Search the data below for the string "заявления". Extract every line that contains it.

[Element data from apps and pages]
───

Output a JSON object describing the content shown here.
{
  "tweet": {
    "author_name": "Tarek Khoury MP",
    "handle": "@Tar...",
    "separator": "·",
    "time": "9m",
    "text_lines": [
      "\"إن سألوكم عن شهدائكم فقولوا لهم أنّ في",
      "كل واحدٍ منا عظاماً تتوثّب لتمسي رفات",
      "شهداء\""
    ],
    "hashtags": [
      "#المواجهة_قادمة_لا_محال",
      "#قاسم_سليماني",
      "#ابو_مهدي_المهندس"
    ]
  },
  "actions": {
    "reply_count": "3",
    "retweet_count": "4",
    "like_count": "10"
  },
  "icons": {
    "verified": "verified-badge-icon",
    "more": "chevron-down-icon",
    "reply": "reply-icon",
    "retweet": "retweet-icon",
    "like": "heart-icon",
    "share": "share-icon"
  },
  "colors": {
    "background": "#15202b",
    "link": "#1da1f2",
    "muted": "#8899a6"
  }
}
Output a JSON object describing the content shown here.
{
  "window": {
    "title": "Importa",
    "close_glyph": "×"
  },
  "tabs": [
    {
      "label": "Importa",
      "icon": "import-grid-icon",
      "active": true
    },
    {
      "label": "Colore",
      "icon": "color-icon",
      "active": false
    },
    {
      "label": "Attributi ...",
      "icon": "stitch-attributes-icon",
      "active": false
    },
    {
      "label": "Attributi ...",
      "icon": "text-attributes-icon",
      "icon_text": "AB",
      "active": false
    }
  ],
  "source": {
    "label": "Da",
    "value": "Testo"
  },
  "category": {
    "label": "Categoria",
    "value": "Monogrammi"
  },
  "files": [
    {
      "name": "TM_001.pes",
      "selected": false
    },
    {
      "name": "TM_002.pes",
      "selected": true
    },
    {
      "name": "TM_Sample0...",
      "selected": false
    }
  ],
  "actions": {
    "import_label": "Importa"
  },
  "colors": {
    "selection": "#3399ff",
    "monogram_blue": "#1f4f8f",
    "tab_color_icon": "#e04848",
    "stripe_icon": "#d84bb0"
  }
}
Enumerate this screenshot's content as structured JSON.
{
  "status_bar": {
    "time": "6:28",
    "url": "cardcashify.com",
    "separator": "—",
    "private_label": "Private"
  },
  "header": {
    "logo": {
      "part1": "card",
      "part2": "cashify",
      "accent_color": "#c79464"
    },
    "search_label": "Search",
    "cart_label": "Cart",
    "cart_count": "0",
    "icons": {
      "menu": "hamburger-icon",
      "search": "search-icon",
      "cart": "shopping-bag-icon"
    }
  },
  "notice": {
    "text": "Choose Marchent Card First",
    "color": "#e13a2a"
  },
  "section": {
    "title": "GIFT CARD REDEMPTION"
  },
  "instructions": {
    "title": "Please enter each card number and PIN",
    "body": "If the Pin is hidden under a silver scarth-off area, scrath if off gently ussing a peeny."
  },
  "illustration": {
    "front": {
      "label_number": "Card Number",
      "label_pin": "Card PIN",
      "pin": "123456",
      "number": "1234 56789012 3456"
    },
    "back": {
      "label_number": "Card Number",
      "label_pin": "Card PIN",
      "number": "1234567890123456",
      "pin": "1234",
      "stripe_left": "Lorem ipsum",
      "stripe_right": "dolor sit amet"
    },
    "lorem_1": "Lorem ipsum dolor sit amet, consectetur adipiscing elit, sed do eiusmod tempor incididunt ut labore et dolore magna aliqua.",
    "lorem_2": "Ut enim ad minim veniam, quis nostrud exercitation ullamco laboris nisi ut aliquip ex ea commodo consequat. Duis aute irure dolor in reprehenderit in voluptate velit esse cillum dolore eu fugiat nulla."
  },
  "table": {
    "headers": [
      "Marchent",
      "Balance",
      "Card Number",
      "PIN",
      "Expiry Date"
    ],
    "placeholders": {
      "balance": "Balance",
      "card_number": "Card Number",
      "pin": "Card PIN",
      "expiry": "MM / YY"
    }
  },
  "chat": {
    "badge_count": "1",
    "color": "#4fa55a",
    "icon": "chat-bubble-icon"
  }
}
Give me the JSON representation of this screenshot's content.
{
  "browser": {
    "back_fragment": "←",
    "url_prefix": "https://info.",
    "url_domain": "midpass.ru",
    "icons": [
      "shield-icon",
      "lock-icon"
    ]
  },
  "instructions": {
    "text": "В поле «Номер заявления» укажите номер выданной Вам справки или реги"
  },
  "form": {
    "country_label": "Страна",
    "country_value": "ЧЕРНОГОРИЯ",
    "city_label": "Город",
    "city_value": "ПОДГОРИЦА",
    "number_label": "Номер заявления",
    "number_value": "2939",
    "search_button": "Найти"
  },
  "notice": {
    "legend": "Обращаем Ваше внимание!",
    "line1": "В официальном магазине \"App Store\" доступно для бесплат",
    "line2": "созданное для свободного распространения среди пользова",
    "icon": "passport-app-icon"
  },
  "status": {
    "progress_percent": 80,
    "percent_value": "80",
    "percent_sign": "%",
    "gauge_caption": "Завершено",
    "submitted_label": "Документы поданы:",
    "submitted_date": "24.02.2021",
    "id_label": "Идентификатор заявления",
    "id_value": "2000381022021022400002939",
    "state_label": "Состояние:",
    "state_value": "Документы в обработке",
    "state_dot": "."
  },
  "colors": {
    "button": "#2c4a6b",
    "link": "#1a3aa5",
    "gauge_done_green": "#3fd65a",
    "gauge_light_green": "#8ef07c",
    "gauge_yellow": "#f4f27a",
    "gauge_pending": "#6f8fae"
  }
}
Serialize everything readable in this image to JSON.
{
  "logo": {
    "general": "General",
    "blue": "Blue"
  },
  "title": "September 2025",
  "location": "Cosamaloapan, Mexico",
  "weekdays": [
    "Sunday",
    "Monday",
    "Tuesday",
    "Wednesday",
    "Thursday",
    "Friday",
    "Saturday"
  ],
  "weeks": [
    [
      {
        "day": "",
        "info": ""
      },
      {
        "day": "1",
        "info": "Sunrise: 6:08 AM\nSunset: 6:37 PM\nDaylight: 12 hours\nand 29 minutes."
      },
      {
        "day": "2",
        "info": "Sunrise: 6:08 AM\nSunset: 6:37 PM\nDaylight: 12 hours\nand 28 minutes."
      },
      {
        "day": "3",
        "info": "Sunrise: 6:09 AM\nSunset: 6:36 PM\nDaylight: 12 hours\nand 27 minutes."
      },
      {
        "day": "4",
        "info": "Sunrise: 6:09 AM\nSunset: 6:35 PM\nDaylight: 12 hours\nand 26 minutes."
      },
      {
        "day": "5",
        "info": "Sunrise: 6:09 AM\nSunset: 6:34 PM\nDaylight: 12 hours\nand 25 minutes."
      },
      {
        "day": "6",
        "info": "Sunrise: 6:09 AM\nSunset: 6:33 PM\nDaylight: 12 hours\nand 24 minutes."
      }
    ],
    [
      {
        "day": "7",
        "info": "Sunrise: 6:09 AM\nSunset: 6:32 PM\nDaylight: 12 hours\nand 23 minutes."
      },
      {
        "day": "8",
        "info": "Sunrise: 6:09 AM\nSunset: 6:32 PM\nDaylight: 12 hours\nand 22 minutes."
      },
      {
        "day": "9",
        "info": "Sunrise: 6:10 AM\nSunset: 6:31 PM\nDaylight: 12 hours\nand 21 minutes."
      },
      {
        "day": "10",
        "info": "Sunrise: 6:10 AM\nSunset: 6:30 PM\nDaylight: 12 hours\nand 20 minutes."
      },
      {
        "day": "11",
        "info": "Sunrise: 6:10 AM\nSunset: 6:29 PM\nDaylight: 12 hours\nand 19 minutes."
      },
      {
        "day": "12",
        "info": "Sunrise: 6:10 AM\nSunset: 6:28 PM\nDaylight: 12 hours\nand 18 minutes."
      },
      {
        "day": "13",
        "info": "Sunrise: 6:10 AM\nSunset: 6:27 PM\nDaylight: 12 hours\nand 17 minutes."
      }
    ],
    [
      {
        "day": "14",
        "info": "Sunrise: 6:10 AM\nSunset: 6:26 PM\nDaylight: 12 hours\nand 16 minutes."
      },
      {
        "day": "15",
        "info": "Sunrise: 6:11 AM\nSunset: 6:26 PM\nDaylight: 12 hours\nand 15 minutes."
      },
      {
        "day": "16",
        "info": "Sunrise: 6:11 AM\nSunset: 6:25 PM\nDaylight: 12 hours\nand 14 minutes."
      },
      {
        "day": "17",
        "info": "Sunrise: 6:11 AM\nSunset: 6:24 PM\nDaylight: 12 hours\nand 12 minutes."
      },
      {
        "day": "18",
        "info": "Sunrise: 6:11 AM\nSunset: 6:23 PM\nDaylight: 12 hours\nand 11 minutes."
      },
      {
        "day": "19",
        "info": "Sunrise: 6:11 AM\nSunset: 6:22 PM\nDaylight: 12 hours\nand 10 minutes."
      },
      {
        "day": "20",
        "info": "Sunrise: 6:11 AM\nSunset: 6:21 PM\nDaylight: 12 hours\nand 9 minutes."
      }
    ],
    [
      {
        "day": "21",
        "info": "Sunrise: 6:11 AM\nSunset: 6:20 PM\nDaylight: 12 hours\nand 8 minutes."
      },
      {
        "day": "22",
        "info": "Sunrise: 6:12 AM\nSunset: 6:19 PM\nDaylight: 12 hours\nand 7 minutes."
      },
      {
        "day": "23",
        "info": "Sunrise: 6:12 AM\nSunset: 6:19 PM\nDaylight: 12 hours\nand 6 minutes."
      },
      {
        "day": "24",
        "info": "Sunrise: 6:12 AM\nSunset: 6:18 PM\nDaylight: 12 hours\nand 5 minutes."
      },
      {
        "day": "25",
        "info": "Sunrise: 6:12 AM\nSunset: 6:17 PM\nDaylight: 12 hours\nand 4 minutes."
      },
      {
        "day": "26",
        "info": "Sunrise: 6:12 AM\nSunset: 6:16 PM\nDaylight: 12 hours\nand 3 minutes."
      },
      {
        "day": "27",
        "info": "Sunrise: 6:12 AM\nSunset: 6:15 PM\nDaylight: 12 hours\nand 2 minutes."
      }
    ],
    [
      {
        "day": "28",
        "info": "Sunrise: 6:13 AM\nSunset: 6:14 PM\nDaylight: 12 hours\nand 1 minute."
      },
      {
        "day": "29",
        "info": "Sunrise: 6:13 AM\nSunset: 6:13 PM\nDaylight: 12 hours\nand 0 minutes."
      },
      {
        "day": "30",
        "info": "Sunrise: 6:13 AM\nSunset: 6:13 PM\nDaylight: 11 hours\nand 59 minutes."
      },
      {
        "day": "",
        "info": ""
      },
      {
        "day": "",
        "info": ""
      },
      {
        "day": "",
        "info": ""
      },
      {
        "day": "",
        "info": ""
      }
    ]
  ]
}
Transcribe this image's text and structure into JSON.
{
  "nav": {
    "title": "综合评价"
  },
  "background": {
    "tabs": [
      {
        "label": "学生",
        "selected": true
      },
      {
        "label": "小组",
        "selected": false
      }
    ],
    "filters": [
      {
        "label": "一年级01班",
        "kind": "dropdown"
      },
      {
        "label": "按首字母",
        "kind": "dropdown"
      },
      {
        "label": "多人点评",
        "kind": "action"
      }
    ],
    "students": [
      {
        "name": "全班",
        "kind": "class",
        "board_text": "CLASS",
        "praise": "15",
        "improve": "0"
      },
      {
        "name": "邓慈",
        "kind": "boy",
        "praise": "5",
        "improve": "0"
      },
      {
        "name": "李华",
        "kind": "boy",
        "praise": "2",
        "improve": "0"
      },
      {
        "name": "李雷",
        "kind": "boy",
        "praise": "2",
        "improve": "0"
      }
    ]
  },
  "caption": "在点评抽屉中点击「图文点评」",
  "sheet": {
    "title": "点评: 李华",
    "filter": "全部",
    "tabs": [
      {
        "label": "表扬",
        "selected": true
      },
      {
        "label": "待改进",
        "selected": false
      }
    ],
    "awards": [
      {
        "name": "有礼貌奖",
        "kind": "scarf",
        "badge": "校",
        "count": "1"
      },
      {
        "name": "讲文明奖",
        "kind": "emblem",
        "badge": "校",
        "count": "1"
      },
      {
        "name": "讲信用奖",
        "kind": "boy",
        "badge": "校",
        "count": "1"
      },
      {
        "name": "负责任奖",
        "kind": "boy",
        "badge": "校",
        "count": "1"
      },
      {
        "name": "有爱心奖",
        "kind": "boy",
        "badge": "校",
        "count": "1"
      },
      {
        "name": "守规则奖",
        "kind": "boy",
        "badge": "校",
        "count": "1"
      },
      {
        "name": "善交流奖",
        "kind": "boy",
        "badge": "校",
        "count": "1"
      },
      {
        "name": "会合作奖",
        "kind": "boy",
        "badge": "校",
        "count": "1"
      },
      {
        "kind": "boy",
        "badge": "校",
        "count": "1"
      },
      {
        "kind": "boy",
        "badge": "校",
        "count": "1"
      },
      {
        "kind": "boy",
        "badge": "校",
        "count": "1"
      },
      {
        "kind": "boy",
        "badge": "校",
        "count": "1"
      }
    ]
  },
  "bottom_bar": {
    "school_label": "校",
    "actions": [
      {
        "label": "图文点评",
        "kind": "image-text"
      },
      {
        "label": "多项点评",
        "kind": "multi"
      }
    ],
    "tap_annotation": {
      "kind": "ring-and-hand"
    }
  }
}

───

§ **Answer to this exercise**
    "text": "В поле «Номер заявления» укажите номер выданной Вам справки или реги"
    "number_label": "Номер заявления",
    "id_label": "Идентификатор заявления",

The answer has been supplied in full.